LancasterOnline Editorial Board: Accountability needed before spending millions in taxpayer money on private-school tuition vouchers in Pennsylvania
Thanks to a veto by Governor Josh Shapiro, Pennsylvania’s newest voucher program is stopped for the moment. But the GOP is not giving up. In this editorial, the LancasterOnline editorial board asks about accountability (which has not been the strong suit of PA vouchers so far).
Republicans often pontificate about the need for government to spend taxpayer dollars responsibly. But they seem eager to pour vast sums into private education without demanding accountability from private schools.
The Pennsylvania Award for Student Success program’s price tag is lofty. What would we get for that money?
We don’t know. Because Republicans don’t seem interested in building transparency requirements into proposals that boost school choice. Consider the contentious and continuing debate in Harrisburg over enacting stricter accountability standards for cybercharter schools.
This private-school tuition voucher program would be new. But the commonwealth’s existing educational tax credit program serves to illustrate the problem with funneling taxpayer dollars to private education.
The Educational Improvement Tax Credit and the Opportunity Scholarship Tax Credit provide tax breaks — capped at $280 million annually — to businesses that contribute to nonprofits offering private-school tuition scholarships.
These educational tax credits are championed by school choice supporters as helping students in low-achieving school districts — though only the Opportunity Scholarship Tax Credit has that specific aim.
Last year, the nonpartisan newsroom Spotlight PA reported that the commonwealth’s educational tax credit program “operates with little accountability and lacks even the most basic data to determine if it’s actually effective.”
Spotlight PA continued: “The failures are not the result of poor oversight but rather an explicit effort by lawmakers to limit the information that is collected about the tax credit program.”
A report from the state’s Independent Fiscal Office found that among the 19 states that operate similar programs, Pennsylvania offered one of the largest tax credits, but collected the least number of data on outcomes.
Additionally, that fiscal watchdog found that the educational tax credit program’s qualifying income limitations for scholarship recipients were higher than all other states with such limitations.

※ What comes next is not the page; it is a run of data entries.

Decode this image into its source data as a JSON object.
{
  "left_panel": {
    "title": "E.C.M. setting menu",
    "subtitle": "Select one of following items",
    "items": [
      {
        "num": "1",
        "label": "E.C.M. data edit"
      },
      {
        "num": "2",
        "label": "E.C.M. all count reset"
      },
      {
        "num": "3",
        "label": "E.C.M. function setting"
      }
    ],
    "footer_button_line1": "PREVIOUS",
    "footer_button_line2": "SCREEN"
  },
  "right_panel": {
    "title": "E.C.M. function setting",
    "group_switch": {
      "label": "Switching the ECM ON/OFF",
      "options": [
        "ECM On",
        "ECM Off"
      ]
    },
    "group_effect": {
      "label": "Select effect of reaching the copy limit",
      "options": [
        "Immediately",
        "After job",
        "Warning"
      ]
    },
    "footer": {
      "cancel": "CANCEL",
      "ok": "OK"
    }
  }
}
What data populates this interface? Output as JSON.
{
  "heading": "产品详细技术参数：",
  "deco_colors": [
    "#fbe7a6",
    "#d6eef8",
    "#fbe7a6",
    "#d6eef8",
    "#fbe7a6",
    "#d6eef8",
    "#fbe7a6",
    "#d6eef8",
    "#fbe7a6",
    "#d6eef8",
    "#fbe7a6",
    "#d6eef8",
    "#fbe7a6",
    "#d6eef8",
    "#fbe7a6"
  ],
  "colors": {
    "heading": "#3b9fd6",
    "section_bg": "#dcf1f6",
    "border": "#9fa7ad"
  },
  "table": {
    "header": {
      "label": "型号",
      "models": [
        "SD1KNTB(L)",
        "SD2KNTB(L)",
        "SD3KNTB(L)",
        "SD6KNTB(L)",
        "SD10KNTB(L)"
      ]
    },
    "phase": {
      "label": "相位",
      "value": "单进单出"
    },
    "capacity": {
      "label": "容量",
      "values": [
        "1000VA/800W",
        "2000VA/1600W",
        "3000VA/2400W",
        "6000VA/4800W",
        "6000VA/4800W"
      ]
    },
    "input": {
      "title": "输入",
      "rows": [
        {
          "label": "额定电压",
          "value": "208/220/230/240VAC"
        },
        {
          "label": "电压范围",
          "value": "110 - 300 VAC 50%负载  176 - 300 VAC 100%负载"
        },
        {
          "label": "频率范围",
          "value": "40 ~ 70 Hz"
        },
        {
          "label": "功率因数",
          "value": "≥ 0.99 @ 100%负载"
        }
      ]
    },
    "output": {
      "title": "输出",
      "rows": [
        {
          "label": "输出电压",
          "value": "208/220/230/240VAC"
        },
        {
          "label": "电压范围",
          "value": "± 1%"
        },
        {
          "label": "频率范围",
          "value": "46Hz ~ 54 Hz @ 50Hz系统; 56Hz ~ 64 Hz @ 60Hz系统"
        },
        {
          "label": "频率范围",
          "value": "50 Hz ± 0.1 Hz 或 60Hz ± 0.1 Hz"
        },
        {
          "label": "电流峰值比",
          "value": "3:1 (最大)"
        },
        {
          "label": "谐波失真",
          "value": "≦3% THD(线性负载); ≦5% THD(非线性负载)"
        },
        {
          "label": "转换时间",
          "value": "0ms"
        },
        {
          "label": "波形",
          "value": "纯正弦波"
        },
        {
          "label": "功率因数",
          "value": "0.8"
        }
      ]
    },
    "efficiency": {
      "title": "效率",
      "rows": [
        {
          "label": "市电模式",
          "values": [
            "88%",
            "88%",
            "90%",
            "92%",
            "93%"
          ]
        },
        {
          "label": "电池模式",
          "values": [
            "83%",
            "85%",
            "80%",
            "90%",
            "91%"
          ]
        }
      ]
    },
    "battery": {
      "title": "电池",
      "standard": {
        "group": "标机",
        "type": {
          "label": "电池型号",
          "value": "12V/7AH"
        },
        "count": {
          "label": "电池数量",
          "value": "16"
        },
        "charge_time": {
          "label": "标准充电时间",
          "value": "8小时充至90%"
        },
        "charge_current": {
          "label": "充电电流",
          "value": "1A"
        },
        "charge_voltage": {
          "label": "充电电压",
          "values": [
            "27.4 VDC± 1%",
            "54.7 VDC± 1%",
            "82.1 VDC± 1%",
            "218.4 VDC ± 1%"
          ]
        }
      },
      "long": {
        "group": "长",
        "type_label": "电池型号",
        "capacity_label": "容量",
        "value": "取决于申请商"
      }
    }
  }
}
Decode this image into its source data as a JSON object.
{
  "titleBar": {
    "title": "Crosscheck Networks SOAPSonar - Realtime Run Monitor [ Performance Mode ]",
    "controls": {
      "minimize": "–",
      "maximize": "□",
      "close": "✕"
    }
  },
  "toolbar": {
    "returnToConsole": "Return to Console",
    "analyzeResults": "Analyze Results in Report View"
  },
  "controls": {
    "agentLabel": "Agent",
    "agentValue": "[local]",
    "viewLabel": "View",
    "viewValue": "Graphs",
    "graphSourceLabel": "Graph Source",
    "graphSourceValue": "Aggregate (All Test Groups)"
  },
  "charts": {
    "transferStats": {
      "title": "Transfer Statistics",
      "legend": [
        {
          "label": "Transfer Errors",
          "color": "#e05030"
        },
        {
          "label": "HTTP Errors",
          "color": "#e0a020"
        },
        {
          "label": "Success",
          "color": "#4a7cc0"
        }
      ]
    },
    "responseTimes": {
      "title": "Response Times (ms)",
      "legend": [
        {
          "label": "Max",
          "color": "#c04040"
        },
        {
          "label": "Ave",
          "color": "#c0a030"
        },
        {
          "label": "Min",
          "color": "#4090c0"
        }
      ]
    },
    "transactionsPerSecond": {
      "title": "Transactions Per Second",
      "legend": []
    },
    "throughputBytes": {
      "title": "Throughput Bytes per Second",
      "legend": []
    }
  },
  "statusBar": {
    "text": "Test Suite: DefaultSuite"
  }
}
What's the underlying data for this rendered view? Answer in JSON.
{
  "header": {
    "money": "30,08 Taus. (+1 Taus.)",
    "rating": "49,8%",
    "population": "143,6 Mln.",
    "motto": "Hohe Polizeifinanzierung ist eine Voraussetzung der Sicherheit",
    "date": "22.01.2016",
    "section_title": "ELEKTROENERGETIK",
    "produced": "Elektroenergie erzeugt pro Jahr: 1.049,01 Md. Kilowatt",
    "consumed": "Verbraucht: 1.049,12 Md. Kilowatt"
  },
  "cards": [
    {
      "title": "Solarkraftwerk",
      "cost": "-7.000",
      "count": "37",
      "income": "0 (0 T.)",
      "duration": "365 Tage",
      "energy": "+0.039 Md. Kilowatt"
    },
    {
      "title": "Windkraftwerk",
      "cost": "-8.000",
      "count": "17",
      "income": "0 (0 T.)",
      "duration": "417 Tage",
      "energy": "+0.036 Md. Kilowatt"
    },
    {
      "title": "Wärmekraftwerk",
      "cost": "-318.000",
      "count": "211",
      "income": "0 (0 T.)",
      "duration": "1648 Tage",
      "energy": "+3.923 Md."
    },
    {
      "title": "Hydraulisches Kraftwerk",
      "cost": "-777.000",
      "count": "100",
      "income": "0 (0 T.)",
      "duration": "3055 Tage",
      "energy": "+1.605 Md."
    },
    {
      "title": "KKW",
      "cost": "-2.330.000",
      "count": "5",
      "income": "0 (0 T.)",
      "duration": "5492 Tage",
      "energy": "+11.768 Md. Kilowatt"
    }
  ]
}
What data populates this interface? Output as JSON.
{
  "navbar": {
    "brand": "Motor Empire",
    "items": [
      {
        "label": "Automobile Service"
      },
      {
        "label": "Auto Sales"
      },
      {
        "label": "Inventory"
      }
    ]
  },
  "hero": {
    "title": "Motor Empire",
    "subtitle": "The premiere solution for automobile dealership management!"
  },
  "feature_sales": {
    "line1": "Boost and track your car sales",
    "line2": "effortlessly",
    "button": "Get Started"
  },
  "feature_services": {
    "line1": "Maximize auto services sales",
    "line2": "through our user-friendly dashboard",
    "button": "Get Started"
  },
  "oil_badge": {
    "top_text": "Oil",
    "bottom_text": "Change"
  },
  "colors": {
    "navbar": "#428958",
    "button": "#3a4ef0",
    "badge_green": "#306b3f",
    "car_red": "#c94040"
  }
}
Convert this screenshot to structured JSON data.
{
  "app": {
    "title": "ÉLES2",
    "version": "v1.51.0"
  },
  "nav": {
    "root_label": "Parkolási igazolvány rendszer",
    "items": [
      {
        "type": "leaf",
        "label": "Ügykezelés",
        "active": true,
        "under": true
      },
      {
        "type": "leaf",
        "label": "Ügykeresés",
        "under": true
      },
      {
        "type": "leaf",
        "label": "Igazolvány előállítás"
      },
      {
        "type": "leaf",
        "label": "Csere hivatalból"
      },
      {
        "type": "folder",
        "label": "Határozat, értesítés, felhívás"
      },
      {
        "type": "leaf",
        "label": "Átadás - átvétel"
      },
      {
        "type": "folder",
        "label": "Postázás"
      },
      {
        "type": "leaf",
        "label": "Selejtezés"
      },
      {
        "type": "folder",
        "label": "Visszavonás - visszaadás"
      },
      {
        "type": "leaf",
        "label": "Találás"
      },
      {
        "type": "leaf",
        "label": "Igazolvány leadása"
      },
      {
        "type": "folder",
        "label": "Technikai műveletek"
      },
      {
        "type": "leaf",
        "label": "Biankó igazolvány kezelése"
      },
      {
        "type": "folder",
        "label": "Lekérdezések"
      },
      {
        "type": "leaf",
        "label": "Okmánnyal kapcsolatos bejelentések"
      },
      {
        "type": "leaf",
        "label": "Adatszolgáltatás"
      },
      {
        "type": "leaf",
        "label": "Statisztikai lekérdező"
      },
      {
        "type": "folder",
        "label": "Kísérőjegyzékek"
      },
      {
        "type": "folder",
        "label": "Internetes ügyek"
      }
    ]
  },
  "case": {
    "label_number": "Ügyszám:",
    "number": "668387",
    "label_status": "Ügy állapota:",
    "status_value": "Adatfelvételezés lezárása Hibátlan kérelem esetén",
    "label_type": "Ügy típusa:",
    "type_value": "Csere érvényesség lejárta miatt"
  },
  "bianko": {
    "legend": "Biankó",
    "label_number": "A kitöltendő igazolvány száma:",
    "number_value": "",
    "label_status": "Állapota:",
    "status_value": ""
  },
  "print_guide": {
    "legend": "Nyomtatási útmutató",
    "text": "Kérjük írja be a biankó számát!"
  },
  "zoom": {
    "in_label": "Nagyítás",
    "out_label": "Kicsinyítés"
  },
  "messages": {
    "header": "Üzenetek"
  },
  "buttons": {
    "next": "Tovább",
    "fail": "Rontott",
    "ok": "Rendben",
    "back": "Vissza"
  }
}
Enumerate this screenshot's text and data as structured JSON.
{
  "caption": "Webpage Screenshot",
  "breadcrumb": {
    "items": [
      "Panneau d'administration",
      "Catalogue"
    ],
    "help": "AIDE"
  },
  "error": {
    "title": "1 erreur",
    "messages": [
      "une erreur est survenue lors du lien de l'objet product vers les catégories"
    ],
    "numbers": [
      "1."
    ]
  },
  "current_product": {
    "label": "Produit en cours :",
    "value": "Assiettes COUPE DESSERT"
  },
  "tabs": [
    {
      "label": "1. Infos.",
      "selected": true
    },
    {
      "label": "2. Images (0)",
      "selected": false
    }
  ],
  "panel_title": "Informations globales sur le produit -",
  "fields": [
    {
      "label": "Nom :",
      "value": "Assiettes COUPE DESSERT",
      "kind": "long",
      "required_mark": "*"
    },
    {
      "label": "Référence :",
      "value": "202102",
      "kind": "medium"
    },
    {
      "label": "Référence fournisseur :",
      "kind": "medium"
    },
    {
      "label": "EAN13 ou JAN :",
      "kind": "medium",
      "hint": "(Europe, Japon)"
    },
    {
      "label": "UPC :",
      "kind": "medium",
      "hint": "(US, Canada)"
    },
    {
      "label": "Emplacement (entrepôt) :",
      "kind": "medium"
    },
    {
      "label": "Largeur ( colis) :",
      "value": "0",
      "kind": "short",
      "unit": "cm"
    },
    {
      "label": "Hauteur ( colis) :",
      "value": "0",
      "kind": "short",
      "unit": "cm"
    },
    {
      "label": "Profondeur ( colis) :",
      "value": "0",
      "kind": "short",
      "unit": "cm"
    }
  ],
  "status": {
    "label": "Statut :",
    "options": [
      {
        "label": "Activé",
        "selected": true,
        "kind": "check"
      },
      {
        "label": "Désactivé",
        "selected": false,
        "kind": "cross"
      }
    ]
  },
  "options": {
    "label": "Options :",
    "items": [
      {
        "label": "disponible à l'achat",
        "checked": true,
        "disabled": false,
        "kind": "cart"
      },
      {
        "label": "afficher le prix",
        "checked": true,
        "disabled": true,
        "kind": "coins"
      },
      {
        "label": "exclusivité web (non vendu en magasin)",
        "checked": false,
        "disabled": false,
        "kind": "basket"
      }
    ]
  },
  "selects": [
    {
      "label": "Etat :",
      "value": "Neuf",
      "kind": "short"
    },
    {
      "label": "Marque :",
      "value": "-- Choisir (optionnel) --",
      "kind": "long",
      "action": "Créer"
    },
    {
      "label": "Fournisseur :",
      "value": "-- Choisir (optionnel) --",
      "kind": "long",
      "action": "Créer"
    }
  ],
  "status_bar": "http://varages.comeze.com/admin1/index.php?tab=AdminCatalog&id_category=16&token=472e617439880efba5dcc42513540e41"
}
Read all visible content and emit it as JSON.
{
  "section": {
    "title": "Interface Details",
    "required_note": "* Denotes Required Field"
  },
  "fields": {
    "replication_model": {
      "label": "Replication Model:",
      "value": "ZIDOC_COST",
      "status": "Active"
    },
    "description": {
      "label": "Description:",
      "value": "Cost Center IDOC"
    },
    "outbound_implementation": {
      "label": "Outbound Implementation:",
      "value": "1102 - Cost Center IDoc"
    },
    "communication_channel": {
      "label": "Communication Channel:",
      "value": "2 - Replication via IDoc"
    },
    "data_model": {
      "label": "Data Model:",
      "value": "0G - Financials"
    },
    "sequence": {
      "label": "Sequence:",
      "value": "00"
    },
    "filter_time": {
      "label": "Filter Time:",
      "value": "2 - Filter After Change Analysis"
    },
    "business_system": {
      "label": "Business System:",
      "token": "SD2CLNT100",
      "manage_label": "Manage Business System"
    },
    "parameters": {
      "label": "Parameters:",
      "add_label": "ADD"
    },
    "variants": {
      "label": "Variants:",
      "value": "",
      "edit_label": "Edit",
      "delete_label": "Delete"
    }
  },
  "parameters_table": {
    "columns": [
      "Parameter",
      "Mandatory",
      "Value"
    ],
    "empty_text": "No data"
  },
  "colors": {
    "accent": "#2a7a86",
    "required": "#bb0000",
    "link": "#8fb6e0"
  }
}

Why the need too keep a voucher program secretive–particularly if your whole pitch is that it will “rescue” students from “failing” schools? How will you know whether or not you’ve “rescued” a handful of students by putting them in a leaky lifeboat?